Johan Eliasch’s critics sometimes accuse the President of the World Ski Federation FIS of being stubborn and incapable of criticism. At the online FIS Congress on Thursday (05/25/2023) it was easy to see what they might mean.
“Our critics have accused us of greenwashing – a completely nonsensical accusation”, said Eliash. And he repeated his mantra: “We can proudly call ourselves the first climate-positive international sports federation.”
The said critics include around 500 active athletes, including record winner Mikaela Shiffrin, who have demanded more climate protection from the FIS in an open letter. Greenpeace joined them and called for an end to the “brazen greenwashing”.
What is meant by this is the assertion that the FIS is climate-positive, i.e. good for the climate through its work – despite flights, car trips, artificial snow and expansion plans all over the world. For example, the association recently named a ski hall in Egypt the winner of the World Snow Day Awards, endowed with the equivalent of 10,300 euros. “Johan Eliasch proves once and for all to be the greenwashing world champion”, tweeted Ursula Bittner from Greenpeace after Eliasch’s congress speech.
Greenpeace accusation: CO2 footprint calculated far too low
Greenpeace and the organization Protect our Winters (PoW) followed up shortly before the congress. The environmental protection organizations had the CO2 footprint of the alpine FIS competitions recalculated – and came to a significantly different result than the world association itself. According to this, the four big races in Kitzbühel, Schladming, Adelboden and Sölden alone would already emit 85 percent of the amount of CO2 , which the FIS has calculated for all their alpine events.
Greenpeace and PoW are now accusing the FIS of using their C02 footprint “far from reality and far too small” to have calculated. Because in addition to the four races mentioned, which almost reach the value of the FIS calculation, there would be more than 30 other World Cups and hundreds of other racing events.

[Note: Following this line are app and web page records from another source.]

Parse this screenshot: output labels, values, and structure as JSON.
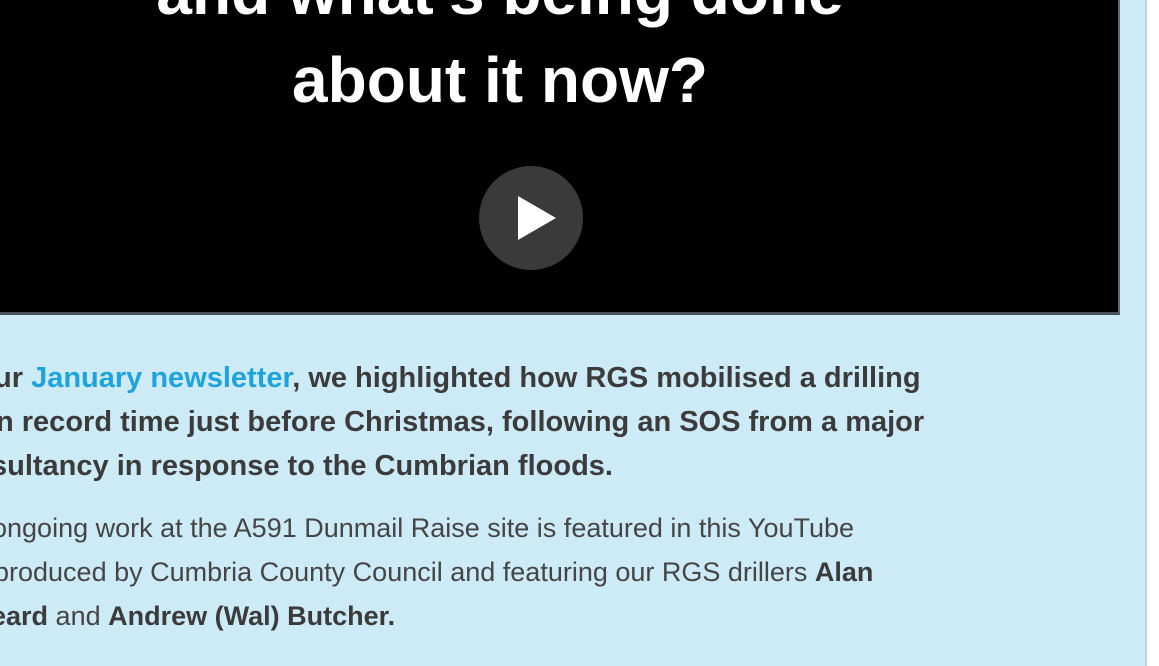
{
  "video": {
    "title_line1": "and what's being done",
    "title_line2": "about it now?"
  },
  "lead": {
    "line1_prefix": "ur ",
    "link_text": "January newsletter",
    "line1_suffix": ", we highlighted how RGS mobilised a drilling",
    "line2": "n record time just before Christmas, following an SOS from a major",
    "line3": "sultancy in response to the Cumbrian floods."
  },
  "body": {
    "line1": "ongoing work at the A591 Dunmail Raise site is featured in this YouTube",
    "line2_text": "produced by Cumbria County Council and featuring our RGS drillers ",
    "line2_bold": "Alan",
    "line3_bold1": "eard",
    "line3_mid": " and ",
    "line3_bold2": "Andrew (Wal) Butcher."
  },
  "colors": {
    "background": "#cdeaf7",
    "link": "#1fa3dc",
    "video_bg": "#000000"
  }
}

FISrainforest initiative remains nebulous
The FIS has not yet reacted to this specific accusation. But regardless of which numbers are closer to reality, it remains unclear what the compensation should look like in numbers. When it comes to protecting the rainforest, the nebulous FIS Rainforest Initiative relies on cooperation with the organization Cool Earth, of which Eliasch himself is a co-founder and chairman.

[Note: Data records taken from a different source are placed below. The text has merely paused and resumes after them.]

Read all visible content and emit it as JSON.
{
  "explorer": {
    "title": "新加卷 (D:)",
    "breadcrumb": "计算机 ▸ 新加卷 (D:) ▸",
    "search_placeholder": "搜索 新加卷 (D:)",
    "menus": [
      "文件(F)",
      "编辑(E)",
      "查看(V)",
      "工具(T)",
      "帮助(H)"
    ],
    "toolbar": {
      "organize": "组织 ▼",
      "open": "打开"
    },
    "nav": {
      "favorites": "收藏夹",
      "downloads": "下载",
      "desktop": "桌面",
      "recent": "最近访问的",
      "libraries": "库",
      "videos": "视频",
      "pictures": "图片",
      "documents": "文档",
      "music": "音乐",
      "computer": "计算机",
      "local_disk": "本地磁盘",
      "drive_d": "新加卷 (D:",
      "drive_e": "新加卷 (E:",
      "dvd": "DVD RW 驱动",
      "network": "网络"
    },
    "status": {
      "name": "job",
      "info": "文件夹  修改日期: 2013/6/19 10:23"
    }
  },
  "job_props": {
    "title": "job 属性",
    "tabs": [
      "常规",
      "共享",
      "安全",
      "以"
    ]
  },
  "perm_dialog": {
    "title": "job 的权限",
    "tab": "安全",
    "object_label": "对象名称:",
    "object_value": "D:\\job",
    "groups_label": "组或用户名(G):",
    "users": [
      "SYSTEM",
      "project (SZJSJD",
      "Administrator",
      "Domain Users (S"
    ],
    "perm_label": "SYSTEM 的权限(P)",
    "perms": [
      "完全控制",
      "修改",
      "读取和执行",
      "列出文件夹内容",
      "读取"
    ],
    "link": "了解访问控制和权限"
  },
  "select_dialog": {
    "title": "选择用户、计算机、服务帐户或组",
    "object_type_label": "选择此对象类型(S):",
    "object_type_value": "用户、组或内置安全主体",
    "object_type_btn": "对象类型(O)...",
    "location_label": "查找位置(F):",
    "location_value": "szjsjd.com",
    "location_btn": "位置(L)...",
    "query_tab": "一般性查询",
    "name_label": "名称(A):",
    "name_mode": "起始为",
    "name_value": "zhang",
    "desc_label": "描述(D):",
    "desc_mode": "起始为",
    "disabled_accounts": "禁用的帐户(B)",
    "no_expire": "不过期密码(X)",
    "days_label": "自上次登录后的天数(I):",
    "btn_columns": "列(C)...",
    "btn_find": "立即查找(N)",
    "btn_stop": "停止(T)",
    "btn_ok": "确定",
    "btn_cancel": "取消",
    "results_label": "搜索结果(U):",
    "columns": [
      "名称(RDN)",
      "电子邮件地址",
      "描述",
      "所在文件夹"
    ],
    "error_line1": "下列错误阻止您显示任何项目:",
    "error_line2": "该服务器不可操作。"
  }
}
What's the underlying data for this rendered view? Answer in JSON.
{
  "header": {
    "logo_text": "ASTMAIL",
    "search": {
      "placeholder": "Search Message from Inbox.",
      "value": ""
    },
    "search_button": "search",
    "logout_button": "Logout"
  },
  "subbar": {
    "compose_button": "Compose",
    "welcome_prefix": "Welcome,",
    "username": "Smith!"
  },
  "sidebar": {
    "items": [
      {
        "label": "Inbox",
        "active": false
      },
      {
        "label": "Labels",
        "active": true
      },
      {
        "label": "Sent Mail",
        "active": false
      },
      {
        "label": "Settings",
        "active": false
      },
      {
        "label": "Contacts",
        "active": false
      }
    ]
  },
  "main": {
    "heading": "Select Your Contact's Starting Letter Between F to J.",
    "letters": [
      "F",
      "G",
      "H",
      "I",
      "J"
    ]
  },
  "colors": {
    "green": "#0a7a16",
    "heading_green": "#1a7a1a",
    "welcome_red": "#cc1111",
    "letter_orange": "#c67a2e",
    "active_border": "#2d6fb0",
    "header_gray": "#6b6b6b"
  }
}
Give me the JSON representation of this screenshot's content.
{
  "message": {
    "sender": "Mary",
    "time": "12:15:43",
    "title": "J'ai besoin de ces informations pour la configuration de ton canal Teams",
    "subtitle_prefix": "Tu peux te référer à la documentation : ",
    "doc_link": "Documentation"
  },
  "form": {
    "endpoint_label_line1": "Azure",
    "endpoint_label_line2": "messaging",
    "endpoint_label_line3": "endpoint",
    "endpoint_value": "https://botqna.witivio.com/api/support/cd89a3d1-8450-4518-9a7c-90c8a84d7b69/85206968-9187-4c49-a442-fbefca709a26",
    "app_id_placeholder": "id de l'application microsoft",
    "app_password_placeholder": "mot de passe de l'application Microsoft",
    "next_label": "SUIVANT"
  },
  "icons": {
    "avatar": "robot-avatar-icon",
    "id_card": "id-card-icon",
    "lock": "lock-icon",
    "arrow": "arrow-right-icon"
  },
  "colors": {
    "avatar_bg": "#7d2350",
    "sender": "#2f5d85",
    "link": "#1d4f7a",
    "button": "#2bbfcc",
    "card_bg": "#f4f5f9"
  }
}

How much money flows between FIS, FIS Rainforest Initiative and Cool Earth is unknown. In addition, Cool Earth itself writes on its website that its own approach is incompatible with the complex requirements of CO2 certification.
New sustainability-Director at the FIS

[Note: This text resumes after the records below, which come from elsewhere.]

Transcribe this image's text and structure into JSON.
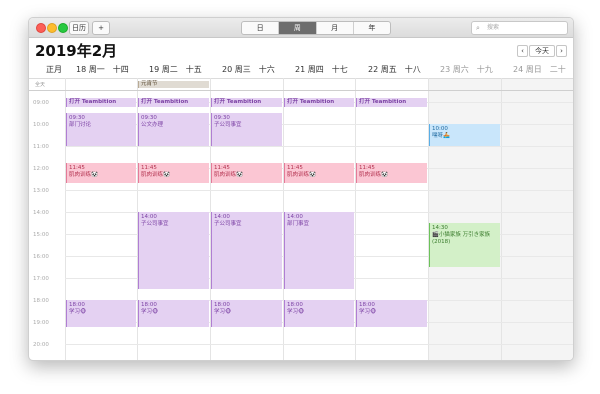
{
  "toolbar": {
    "calendars_label": "日历",
    "add_label": "+",
    "search_placeholder": "搜索"
  },
  "views": {
    "day": "日",
    "week": "周",
    "month": "月",
    "year": "年"
  },
  "title": "2019年2月",
  "nav": {
    "prev": "‹",
    "today": "今天",
    "next": "›"
  },
  "day_headers": [
    {
      "label": "正月",
      "muted": false
    },
    {
      "label": "18 周一　十四",
      "muted": false
    },
    {
      "label": "19 周二　十五",
      "muted": false
    },
    {
      "label": "20 周三　十六",
      "muted": false
    },
    {
      "label": "21 周四　十七",
      "muted": false
    },
    {
      "label": "22 周五　十八",
      "muted": false
    },
    {
      "label": "23 周六　十九",
      "muted": true
    },
    {
      "label": "24 周日　二十",
      "muted": true
    }
  ],
  "allday_label": "全天",
  "allday_event": "元宵节",
  "hours": [
    "09:00",
    "10:00",
    "11:00",
    "12:00",
    "13:00",
    "14:00",
    "15:00",
    "16:00",
    "17:00",
    "18:00",
    "19:00",
    "20:00"
  ],
  "events": {
    "teambition": "打开 Teambition",
    "mon_0930_time": "09:30",
    "mon_0930_title": "部门讨论",
    "tue_0930_time": "09:30",
    "tue_0930_title": "公文办理",
    "wed_0930_time": "09:30",
    "wed_0930_title": "子公司事宜",
    "sat_1000_time": "10:00",
    "sat_1000_title": "嘿呀🚣",
    "fitness_time": "11:45",
    "fitness_title": "肌肉训练🐼",
    "tue_1400_time": "14:00",
    "tue_1400_title": "子公司事宜",
    "wed_1400_time": "14:00",
    "wed_1400_title": "子公司事宜",
    "thu_1400_time": "14:00",
    "thu_1400_title": "部门事宜",
    "sat_1430_time": "14:30",
    "sat_1430_title": "🎬小猫家族 万引き家族 (2018)",
    "study_time": "18:00",
    "study_title": "学习🐵"
  },
  "colors": {
    "study_work": "#e4d1f2",
    "fitness": "#fbc6d3",
    "sat_morning": "#c9e6fb",
    "movie": "#d3f0c8",
    "holiday": "#e0dbd3"
  }
}
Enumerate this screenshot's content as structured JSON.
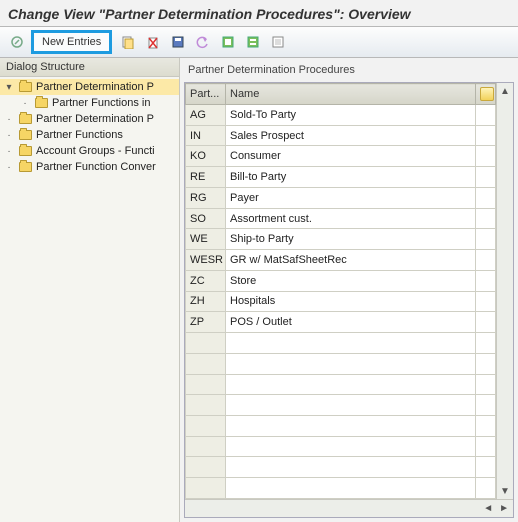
{
  "window": {
    "title": "Change View \"Partner Determination Procedures\": Overview"
  },
  "toolbar": {
    "new_entries": "New Entries"
  },
  "tree": {
    "header": "Dialog Structure",
    "nodes": [
      {
        "indent": 0,
        "toggle": "▾",
        "open": true,
        "label": "Partner Determination P",
        "selected": true
      },
      {
        "indent": 1,
        "toggle": "·",
        "open": false,
        "label": "Partner Functions in",
        "selected": false
      },
      {
        "indent": 0,
        "toggle": "·",
        "open": false,
        "label": "Partner Determination P",
        "selected": false
      },
      {
        "indent": 0,
        "toggle": "·",
        "open": false,
        "label": "Partner Functions",
        "selected": false
      },
      {
        "indent": 0,
        "toggle": "·",
        "open": false,
        "label": "Account Groups - Functi",
        "selected": false
      },
      {
        "indent": 0,
        "toggle": "·",
        "open": false,
        "label": "Partner Function Conver",
        "selected": false
      }
    ]
  },
  "table": {
    "title": "Partner Determination Procedures",
    "columns": {
      "code": "Part...",
      "name": "Name"
    },
    "rows": [
      {
        "code": "AG",
        "name": "Sold-To Party"
      },
      {
        "code": "IN",
        "name": "Sales Prospect"
      },
      {
        "code": "KO",
        "name": "Consumer"
      },
      {
        "code": "RE",
        "name": "Bill-to Party"
      },
      {
        "code": "RG",
        "name": "Payer"
      },
      {
        "code": "SO",
        "name": "Assortment cust."
      },
      {
        "code": "WE",
        "name": "Ship-to Party"
      },
      {
        "code": "WESR",
        "name": "GR w/ MatSafSheetRec"
      },
      {
        "code": "ZC",
        "name": "Store"
      },
      {
        "code": "ZH",
        "name": "Hospitals"
      },
      {
        "code": "ZP",
        "name": "POS / Outlet"
      }
    ],
    "empty_rows": 8
  }
}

By sticking to the climate positive claim despite everything, Eliasch continues to gamble away credibility, even with steps that may actually go in the direction of real CO2 reduction. For example, FIS hired a sustainability director for the first time in the form of environmental sociologist Susanna Sieff. Eliasch also spoke of a new toolbox designed to help organizers reduce the footprint of their events.
European opposition forms
Eliasch seems to feel untouchable – and leaves the congress strengthened. The opposition, led by the major associations from Germany, Austria and Switzerland, had flexed its muscles shortly before the congress. The organization of the Alpine Country Ski Associations (OPA) has been expanded to include six countries, some from the north: Finland, Croatia, Norway, Poland, Sweden and Hungary have joined.
The Europeans are growing ever closer together to counterbalance the FIS. An escalation to the point of competitive competition is still conceivable.
Uncertainties due to short-term racing calendar
With a new election, Eliasch would probably not be deposed from the throne at the moment. The congress showed that and was probably also a reason why Germany, Austria, Croatia and Switzerland withdrew their lawsuit against Eliasch’s re-election in March. At the congress, the opposition failed with several motions, including on the important issue of the racing calendar.
Before last winter, the World Cups were only awarded very late, which led to great uncertainty. One should therefore return to longer-term planning – so the suggestion from the Austrians and Swiss.
Eliasch wants flexibility
Several other large nations supported the initiative with requests to speak, including DSV board member Stefan Schwarzbach: “The past few years have shown that the long-term calendar has worked well and there is enough flexibility for other nations to get on the calendar.”
However, Eliasch complained that according to the application, the long-term calendar could only be changed in exceptional cases. And he pointed out that the FIS Council wanted to deal with the topic anyway.
The power struggle continues
When the applicants nevertheless insisted on a vote, Eliasch turned “to all nations” and warned that the proposal could “Have significant negative consequences for nations that are not among the greats and have aspirations to host ski races.” The delegates then voted against the motion with 52.21 percent.
European top dogs against nations from other continents dreaming of recovery – this power struggle has occupied the world association since Eliasch took office two years ago. There is no end in sight.